“If you think your child has anxiety now…”

Published on June 15, 2009 by Jennifer Laviano

As a parents’ special education attorney in Connecticut, I hear outrageous statements that parents are told by their school districts on an almost daily basis.  But, sometimes, I am told something that passes the realm of outrageous, and crosses into ridiculous.


Such statements mislead or misrepresent the school’s legal obligations, and always in a way that benefits the school district.

After hearing so many of them, I decided to add a separate category to my blog just for this purpose, where I will post these ridiculous comments and explain why it likely violates IDEA.  Hopefully, if you’ve heard similar things from your district, next time around you will know better!

Today’s Ridiculous Comment

Recently I was talking with a parent who had been expressing concerns to her school district about her child’s anxiety.  He was apparently anxious enough, frequently enough, that it was interfering with all aspects of his life, including school.  As a result, she asked her school district to evaluate him, to ascertain whether he might have an anxiety disorder or some other diagnosis which might entitle him to special education and related services.

The response she received to her request was “if you think your child is anxious now, just see how he responds to a bunch of testing.”

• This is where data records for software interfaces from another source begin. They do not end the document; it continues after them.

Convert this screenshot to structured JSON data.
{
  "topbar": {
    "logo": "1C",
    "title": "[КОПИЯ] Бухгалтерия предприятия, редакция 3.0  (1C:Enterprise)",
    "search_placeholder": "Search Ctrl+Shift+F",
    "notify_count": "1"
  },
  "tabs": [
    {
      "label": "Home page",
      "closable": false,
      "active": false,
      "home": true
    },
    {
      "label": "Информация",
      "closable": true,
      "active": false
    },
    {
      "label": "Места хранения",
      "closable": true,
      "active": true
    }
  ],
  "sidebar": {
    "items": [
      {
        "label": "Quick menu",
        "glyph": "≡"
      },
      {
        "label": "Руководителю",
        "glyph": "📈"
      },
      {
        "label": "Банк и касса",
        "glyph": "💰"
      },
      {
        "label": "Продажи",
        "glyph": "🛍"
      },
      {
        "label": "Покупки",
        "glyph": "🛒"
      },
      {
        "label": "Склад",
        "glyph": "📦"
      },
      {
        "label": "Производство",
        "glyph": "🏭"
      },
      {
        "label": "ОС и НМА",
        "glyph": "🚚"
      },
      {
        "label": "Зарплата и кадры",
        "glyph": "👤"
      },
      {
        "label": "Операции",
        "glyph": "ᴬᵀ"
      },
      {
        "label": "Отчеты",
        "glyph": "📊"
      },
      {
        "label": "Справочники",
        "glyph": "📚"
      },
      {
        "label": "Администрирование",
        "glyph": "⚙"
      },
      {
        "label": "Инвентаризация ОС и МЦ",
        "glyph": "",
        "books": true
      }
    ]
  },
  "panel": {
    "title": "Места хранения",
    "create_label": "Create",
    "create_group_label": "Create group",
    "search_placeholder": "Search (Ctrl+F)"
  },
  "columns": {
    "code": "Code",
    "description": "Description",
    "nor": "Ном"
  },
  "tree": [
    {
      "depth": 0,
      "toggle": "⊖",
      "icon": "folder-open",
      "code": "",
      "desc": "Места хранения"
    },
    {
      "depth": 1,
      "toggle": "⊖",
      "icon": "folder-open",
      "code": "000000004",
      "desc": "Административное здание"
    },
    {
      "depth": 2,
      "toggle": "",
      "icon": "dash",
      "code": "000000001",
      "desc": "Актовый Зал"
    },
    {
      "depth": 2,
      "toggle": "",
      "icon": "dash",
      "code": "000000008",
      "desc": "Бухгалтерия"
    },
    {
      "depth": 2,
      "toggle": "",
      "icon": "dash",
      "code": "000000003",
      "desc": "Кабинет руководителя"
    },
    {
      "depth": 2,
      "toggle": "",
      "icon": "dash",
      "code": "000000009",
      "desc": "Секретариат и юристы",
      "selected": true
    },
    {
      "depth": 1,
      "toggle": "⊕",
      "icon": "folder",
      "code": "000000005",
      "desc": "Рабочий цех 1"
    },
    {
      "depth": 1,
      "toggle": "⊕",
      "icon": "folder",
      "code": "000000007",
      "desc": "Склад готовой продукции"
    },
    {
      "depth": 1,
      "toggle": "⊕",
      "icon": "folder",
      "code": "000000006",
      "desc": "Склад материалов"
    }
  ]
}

Wow.  Talk about a chilling effect..  This comment is obviously designed to dissuade the parent to exercise her legal right under the IDEA to request evaluations by her school district.  School districts are required to assess a student in all areas of suspected disability when considering eligibility for special education and related services.  Instead, this parent was basically told not to have her concerns investigated.

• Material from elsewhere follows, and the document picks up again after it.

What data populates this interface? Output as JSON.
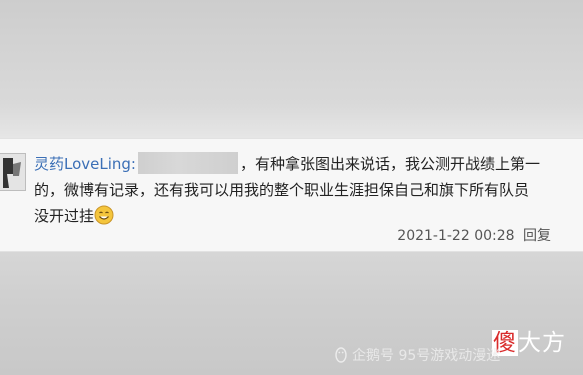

What is most insidious about this comment is that it plays upon the parent’s desire to help her child, by telling her that finding out what might be wrong with him will hurt him.

It is not always the case, but far more often than not, when a parent has an instinct that there is something wrong with their child, they are right.  For the school district not only discredit this instinct to avoid testing this child, but to suggest doing so would be harmful to him, is incredibly unfair.  Not to mention a violation of the school district’s obligations to properly and timely evaluate the child.

Who, it turned out, did in fact have a disability requiring special education and related services.

5 Responses to “If you think your child has anxiety now…”

  1. Lisa
    June 15th, 2009 | 7:41 pm

    When we asked for OT for my son, who has severe sensory needs, I was told his cognitive ability was too low to benefit (after they gave this non-verbal child a verbal IQ test).

    We were also told his attention level was too low to benefit speech therapy.

    His very own Catch22. Too stupid to address his sensory needs, too many sensory needs to address his language.

  2. Rochelle Dolim
    June 15th, 2009 | 10:03 pm

    In court pursuing criminal truancy charges for established inability to maintain a regular presence and with alternative attendance goals written into the IEP … “Children’s capabilities are irrelevant under Utah law”.

    To another parent knowing the meeting was being taped … “We don’t have to follow IDEA; we just have to make it look like we do?”

    To the director of the middle school autism program when she pointed out the district was violating rights … “It would be a shame if we couldn’t find the money for this class next year”…My favorite, after the school had arranged for the girls to be off campus for an IEE … “If the girls are here before their appointments we mark them as truant”. “We need to go back and change those dates”. Umm … altering official records tends to be frowned upon.

    The former compliance officer at a meeting of special ed teachers … “We are the least compliant district in the nation in adhering to IDEA”. They also taught teachers how to document in a way that would keep infractions under the radar.

  3. Rochelle Dolim
    June 15th, 2009 | 10:15 pm

    Oh yeah … I forgot the district’s own attorney’s favorite quote … in front of a former state legislator …

    Me – “So you’re telling me that cost, not need, is the primarily factor in you deciding what you will consider providing” (at this point, I had gotten their attorney’s attention; she knows I’ve read SCOTUS rulings)

    District Compliance Officer- “YES”

    At which point she grabbed his arm and called for a private conference with her clients.

  4. Karin Sue
    April 24th, 2013 | 1:06 pm

    I had an outside evalution done on my daughter becasue she has difficult reading in school. She was diagnosed with Dyslexia, Anxiety and Recpetive/Perceptive language disorder. After doing the school evaluations, they found no evidence of any language disorder. How do I hadle this? My outside eval was very expensive and I feel like they ignored all of the testing results found in the language and OT areas.

  5. Jennifer Laviano
    April 24th, 2013 | 5:37 pm

    The school district is required to “consider” any information you share with them, including outside evaluations. It doesn’t take much to have said that you “considered” it, though. I would say that if you feel they did not follow the evaluations, especially if the issue is that they aren’t going to provide her with any services, it might be time to exercise your rights with an advocate or attorney in this field. A great list of these is http://www.COPAA.org and http://www.wrightslaw.com‘s Yellow Pages for Kids. Best, Jen